Eastern Region

Eastern Region includes the following counties: Frontenac, Haliburton, Hastings, Lanark, Leeds & Grenville, Lennox & Addington, Muskoka, Northumberland, Ottawa-Carleton, Peterborough, Prescott & Russell, Prince Edward, Renfrew, Stormont Dundas & Glengarry and Victoria

Employment standards

All calls relating to employment standards (i.e., hours or work, overtime, public holidays, vacation, leaves of absence, termination, etc.) should be directed to:

Appendix C: Information resources about reprisals

Ontario Ministry of Labour, Immigration, Training and Skills Development

The Ontario Ministry of Labour, Immigration, Training and Skills Development sets, communicates and enforces workplace standards related to occupational health and safety, employment rights and responsibilities, and labour relations. When workers allege that their employer has penalized them for exercising their rights and responsibilities under the Occupational Health and Safety Act (OHSA), inspectors

  • investigate the workers' occupational health and safety concerns, and
  • if warranted, act to address the health and safety concerns.

If a worker has been fired, inspectors may — with the worker's consent — refer the worker's description of the alleged reprisal to the Ontario Labour Relations Board (OLRB) and provide copies of the referral to the employer, the trade union (if any), and to any other organization affected by the alleged reprisal.

Health & Safety Contact Centre
1-877-202-0008 (toll-free)

The Ontario Labour Relations Board

The Ontario Labour Relations Board (OLRB) is an independent, quasi-judicial tribunal that mediates and adjudicates employment and labour relations matters under Ontario statutes. Workers who believe their employer has penalized them because they have exercised their rights and responsibilities under the OHSA can file a complaint with the OLRB. There is no fee for this. Unions may file a grievance on behalf of members under the collective agreement or help member workers complain directly to the OLRB.

Workers

Office of the Worker Adviser

The Office of the Worker Adviser (OWA) is an independent agency of the Ontario Ministry of Labour, Immigration, Training and Skills Development. The OWA provides free advice and assistance to non-union workers who have experienced reprisal under the OHSA. OWA staff can file applications to the OLRB and provide representation to workers at mediations and hearings.
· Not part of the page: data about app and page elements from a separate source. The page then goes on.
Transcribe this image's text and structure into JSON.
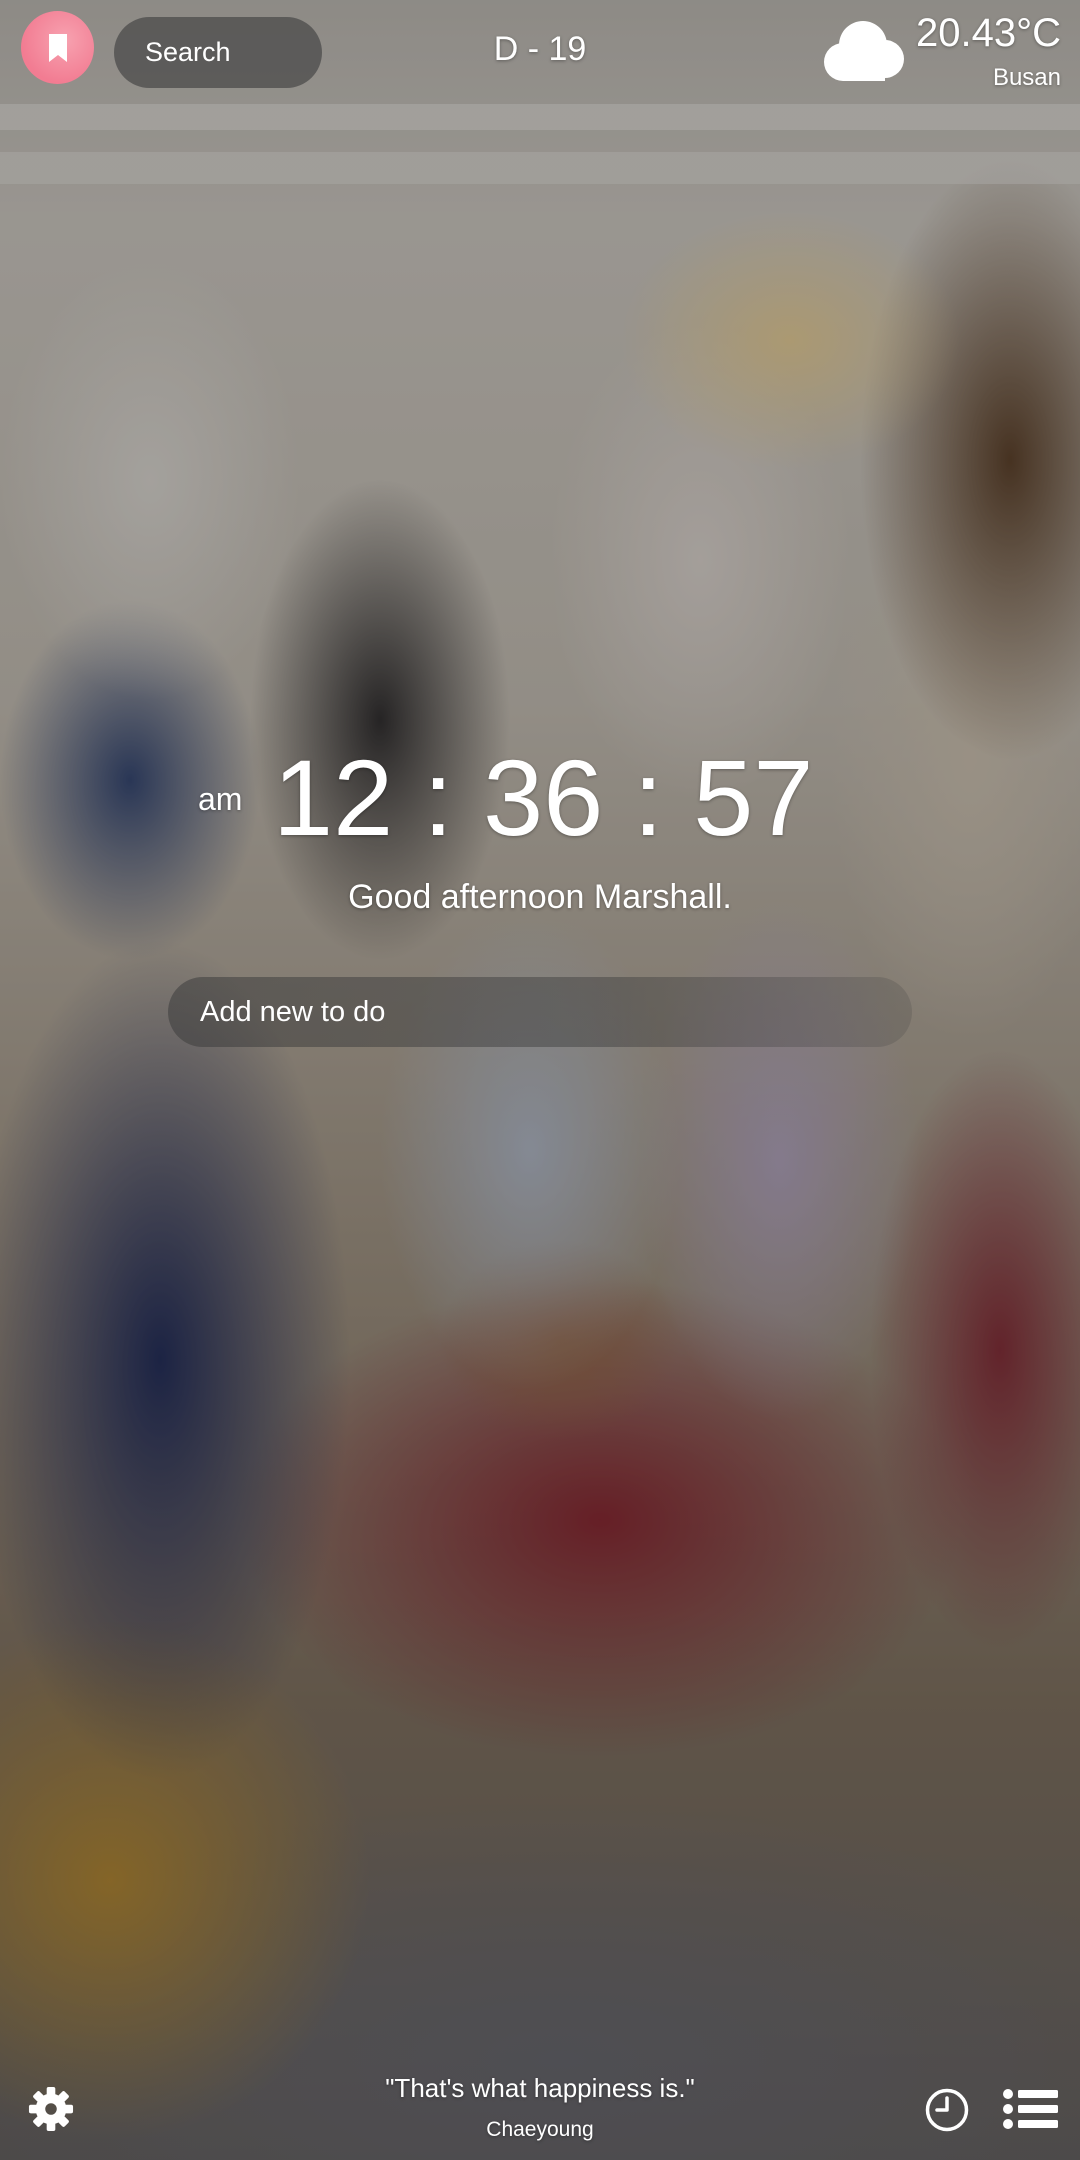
{
  "top_bar": {
    "bookmark_icon": "bookmark-icon",
    "bookmark_color": "#f27c92",
    "search_placeholder": "Search",
    "dday": "D - 19",
    "weather": {
      "icon": "cloud-icon",
      "temperature": "20.43°C",
      "city": "Busan"
    }
  },
  "clock": {
    "meridiem": "am",
    "time": "12 : 36 : 57"
  },
  "greeting": "Good afternoon Marshall.",
  "todo": {
    "placeholder": "Add new to do"
  },
  "quote": {
    "text": "\"That's what happiness is.\"",
    "author": "Chaeyoung"
  },
  "bottom_bar": {
    "settings_icon": "gear-icon",
    "history_icon": "clock-icon",
    "list_icon": "list-icon"
  }
}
Toronto Workers' Health & Safety Legal Clinic

The Toronto Workers' Health & Safety Legal Clinic provides free information, legal advice and representation to low-income workers who face health and safety problems at work, including those who have been penalized for raising health and safety concerns.

Employers

Office of the Employer Adviser

The Office of the Employer Adviser (OEA) is an independent agency of the Ontario Ministry of Labour, Immigration, Training and Skills Development. The OEA provides free education, advice and representation to employers with fewer than 50 employees in responding to allegations of reprisal brought to the OLRB.

Law Society of Upper Canada

The Law Society of Upper Canada has several services for finding professional legal help. The society can refer callers to a lawyer who may provide a free initial consultation.